WHAT THE TASK REQUIRES
Which lines of the data contain the string "unfinished"? Show each of them.

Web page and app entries
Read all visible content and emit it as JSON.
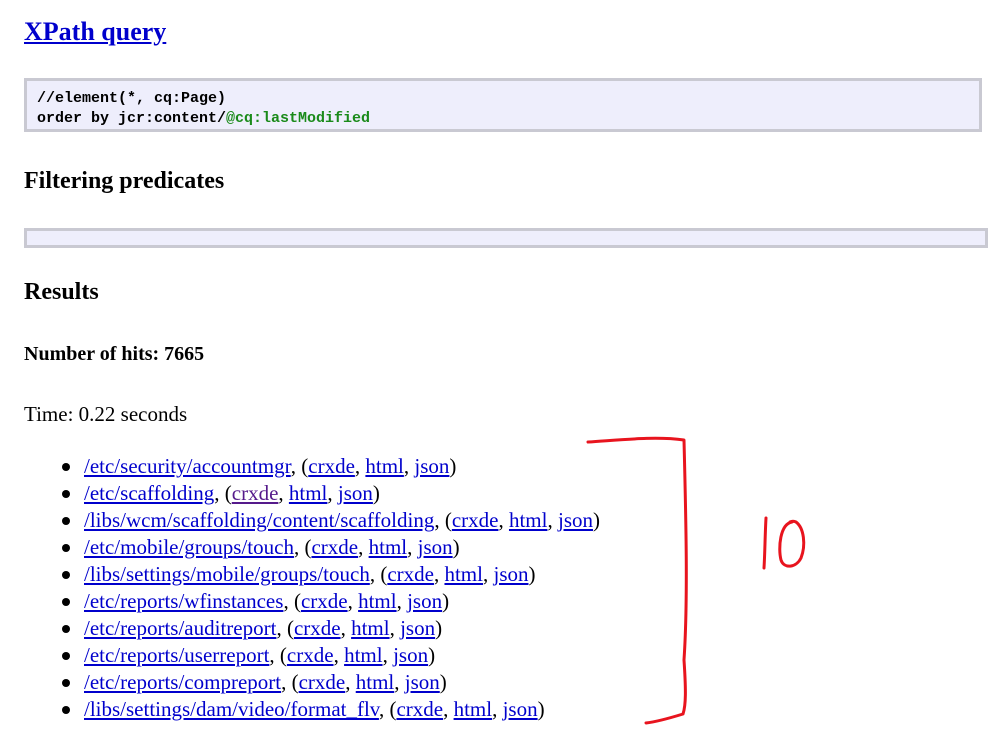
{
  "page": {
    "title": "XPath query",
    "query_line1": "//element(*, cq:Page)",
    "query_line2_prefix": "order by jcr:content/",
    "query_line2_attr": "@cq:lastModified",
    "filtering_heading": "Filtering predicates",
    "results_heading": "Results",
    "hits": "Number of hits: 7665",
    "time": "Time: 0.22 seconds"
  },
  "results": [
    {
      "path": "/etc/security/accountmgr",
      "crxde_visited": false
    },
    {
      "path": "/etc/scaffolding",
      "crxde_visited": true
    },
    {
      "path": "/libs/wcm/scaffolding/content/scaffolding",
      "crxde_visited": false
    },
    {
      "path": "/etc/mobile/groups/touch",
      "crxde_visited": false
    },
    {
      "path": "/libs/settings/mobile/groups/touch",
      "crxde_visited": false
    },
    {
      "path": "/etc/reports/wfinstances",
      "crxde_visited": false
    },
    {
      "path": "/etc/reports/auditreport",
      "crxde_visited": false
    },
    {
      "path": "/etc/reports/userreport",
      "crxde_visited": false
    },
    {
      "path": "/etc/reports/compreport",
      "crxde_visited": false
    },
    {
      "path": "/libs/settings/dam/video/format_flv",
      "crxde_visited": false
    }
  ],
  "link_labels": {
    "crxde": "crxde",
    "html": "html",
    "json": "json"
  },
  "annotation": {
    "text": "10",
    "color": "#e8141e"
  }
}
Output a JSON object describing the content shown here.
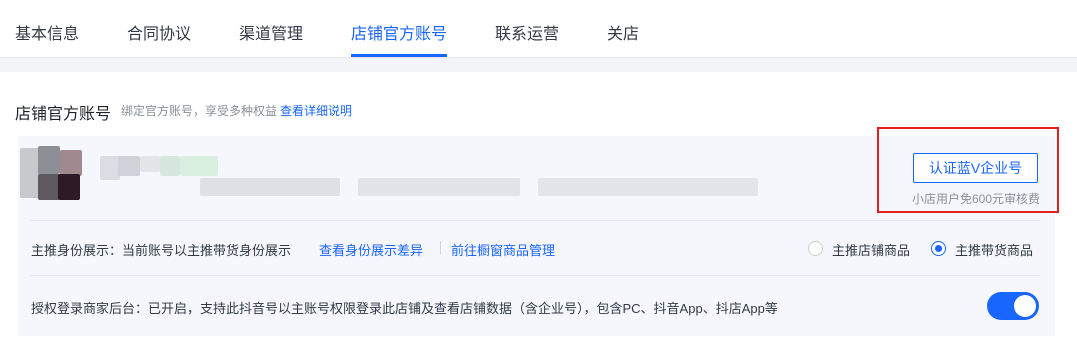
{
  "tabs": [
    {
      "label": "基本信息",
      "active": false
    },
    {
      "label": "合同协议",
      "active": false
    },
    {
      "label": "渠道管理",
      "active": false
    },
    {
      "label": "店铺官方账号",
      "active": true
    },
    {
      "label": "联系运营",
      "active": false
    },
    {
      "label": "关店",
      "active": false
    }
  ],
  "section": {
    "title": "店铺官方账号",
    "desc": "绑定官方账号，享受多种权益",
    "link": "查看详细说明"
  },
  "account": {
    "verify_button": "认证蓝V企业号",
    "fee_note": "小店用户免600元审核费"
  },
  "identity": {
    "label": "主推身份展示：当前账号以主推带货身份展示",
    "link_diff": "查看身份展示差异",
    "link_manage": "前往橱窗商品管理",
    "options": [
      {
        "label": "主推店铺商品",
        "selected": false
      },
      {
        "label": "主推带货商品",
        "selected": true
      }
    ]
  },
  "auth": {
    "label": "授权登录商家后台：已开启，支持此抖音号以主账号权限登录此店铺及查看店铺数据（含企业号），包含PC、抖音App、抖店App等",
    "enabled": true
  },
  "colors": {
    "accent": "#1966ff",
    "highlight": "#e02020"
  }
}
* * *
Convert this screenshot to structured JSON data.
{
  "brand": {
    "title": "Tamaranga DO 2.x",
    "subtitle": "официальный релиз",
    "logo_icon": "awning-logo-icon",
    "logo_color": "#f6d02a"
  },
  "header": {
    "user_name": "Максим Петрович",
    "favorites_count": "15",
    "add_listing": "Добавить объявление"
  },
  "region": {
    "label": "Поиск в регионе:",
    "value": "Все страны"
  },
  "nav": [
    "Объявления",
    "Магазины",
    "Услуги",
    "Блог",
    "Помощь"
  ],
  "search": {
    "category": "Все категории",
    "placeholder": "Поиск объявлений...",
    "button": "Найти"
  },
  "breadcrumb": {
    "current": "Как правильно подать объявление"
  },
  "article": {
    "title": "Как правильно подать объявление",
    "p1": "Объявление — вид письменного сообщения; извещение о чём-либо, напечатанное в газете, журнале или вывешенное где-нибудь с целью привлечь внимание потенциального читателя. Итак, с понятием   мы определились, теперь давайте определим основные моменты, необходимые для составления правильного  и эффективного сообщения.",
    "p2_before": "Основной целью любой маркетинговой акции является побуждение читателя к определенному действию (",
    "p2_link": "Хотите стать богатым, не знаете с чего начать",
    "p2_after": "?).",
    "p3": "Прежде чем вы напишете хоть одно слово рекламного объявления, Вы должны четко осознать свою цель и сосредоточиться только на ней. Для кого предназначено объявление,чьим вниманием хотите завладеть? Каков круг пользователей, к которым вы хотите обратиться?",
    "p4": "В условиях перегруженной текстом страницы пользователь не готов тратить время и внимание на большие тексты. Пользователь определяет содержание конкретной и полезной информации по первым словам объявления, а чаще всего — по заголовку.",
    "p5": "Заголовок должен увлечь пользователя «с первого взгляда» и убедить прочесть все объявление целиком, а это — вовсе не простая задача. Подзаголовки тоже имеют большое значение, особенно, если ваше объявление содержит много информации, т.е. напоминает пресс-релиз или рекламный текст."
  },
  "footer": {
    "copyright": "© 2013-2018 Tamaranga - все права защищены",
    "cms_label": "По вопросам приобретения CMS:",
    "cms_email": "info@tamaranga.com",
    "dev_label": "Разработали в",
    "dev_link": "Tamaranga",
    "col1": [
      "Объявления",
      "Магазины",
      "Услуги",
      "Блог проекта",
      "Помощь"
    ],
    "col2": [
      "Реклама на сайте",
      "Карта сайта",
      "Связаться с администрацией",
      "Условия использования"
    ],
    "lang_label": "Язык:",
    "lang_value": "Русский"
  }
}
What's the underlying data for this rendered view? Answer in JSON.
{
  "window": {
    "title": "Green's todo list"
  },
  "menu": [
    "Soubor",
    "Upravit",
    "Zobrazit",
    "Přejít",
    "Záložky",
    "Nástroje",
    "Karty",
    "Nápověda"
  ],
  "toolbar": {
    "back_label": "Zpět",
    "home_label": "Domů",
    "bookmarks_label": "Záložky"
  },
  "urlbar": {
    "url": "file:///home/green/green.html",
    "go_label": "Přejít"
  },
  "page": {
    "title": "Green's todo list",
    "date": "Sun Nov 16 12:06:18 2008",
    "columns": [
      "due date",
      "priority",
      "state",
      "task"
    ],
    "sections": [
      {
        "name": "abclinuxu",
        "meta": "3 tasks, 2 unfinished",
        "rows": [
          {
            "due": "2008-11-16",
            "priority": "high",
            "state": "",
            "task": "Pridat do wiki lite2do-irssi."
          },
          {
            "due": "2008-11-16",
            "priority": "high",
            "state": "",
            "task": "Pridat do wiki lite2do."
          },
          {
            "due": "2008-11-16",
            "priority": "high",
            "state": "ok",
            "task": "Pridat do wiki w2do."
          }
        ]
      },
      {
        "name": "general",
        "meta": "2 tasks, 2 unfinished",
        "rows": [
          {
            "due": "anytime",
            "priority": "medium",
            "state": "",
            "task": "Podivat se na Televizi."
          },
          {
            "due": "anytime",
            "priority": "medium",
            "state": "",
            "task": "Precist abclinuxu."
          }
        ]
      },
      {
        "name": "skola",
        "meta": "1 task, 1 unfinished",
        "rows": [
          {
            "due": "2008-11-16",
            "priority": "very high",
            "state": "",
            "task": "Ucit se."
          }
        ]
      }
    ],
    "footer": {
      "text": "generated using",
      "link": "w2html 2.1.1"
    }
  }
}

RESPONSE TO THIS TASK
        "meta": "3 tasks, 2 unfinished",
        "meta": "2 tasks, 2 unfinished",
        "meta": "1 task, 1 unfinished",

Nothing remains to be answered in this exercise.